My friend Jay and I recently had a good laugh as we read through these articles together. “Harsh,” he said. “But also kind of ridiculous.”
Still, I wondered: Could it be true? Could it be that millennials really are more depressed and anxious than young people from generations past?
Sometimes being a friend means mastering the art of timing. There is a time for silence. A time to let go and allow people to hurl themselves into their own destiny. And a time to prepare to pick up the pieces when it’s all over.
Bake Off is not about the money, or even really about the winning. Bake Off is a magical world of bunting and scones and dapper lesbian comedians making ridiculous puns about buns and gentle, worried people getting in a flap about pastry. There are very few hysterics. Legend has it that if anybody has a real breakdown in the middle of a signature bake, presenters Mel Giedroyc and Sue Perkins stand next to them repeating brand names and swear-words so the cameramen can’t use the footage, and don’t you dare disabuse me of that fact, because I want it to be true.
You may think that this is about Patrick Kane, but it’s not. Not anymore. Whereas you can choose to believe that there is ambiguity surrounding the actions of Kane, what we can no longer deny is that the Chicago Blackhawks organization have made their own position explicit. The Chicago Blackhawks don’t care about rape.
A difficult, essential read for Blackhawks fans, or any sports fans, or all people who deal with rape culture, who is everyone.
I read this because when John says to read something, a thing he rarely does, I read it.
This is the note at the bottom of the article, a note that sums up a lot of being an American women:
“Managing Editor’s Note: Comments have been closed on this article in response to a history of abusive comments left on every single other piece we’ve ever posted on the subject of women and hockey. We will never provide a platform for that.”

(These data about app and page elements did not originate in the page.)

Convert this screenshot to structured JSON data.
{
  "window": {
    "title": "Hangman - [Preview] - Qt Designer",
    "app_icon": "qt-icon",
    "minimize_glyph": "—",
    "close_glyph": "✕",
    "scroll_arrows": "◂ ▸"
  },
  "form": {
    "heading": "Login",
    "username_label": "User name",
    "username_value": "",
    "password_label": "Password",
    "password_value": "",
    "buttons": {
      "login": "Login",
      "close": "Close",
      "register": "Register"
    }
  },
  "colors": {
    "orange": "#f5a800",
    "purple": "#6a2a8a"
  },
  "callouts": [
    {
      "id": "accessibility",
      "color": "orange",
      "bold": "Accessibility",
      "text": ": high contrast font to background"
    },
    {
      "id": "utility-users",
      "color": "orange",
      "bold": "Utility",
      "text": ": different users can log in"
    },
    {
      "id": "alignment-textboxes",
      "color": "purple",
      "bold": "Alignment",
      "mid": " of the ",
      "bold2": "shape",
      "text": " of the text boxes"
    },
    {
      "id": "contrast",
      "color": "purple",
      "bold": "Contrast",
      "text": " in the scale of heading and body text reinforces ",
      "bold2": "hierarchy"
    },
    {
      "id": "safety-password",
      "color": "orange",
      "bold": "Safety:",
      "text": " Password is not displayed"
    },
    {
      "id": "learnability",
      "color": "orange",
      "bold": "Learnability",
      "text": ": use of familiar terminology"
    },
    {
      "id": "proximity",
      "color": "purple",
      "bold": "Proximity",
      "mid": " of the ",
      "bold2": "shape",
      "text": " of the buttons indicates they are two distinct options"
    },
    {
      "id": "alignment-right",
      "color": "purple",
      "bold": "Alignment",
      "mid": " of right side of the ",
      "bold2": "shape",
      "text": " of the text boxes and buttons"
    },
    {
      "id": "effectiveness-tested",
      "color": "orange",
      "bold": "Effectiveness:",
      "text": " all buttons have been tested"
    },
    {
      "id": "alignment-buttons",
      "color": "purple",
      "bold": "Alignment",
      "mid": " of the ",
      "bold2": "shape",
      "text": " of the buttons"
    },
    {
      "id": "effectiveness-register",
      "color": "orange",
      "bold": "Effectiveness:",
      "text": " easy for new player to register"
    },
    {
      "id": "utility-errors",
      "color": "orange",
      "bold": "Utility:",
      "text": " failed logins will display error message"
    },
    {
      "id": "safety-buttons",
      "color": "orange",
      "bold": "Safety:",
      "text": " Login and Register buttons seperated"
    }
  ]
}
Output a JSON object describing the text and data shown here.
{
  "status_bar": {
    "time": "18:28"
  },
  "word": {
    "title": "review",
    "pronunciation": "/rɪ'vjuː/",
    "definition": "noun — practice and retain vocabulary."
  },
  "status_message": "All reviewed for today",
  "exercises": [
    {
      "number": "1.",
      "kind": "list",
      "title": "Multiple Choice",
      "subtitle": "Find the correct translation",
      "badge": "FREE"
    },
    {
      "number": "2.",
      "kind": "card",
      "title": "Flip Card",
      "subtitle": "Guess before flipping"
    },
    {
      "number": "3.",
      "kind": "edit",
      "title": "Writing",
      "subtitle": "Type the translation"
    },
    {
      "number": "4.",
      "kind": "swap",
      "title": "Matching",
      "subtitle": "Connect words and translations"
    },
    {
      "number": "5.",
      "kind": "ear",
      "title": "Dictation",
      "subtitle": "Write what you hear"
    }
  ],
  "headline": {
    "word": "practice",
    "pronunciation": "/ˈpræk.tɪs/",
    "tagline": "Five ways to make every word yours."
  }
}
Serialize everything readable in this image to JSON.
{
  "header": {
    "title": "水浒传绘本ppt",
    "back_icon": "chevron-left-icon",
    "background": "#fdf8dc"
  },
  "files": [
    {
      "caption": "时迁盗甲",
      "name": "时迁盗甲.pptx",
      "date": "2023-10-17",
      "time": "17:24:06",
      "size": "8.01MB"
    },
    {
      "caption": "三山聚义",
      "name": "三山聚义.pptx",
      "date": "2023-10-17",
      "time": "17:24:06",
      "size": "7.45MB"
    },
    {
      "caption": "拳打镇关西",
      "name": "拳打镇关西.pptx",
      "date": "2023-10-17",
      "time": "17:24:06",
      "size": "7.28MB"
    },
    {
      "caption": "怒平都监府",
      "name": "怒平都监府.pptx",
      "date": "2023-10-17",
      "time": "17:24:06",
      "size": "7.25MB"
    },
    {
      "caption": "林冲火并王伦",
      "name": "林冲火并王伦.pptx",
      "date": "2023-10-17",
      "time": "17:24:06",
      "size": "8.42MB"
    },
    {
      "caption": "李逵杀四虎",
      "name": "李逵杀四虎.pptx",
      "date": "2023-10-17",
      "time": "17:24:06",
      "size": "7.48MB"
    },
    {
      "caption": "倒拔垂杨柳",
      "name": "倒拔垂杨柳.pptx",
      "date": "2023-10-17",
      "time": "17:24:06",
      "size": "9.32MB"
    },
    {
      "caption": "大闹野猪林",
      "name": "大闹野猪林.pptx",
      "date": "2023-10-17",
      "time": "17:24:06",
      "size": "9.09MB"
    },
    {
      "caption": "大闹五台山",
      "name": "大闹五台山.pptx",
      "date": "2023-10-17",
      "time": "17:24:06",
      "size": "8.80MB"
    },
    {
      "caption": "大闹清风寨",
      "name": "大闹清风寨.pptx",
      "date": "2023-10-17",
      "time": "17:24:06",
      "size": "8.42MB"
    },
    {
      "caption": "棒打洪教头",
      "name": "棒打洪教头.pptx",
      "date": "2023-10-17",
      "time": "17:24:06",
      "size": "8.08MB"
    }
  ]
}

Even if Kane is somehow exonerated tomorrow, the Blackhawks will still have taken the stance that rape is nothing more than an “off-ice issue.” A “distraction.”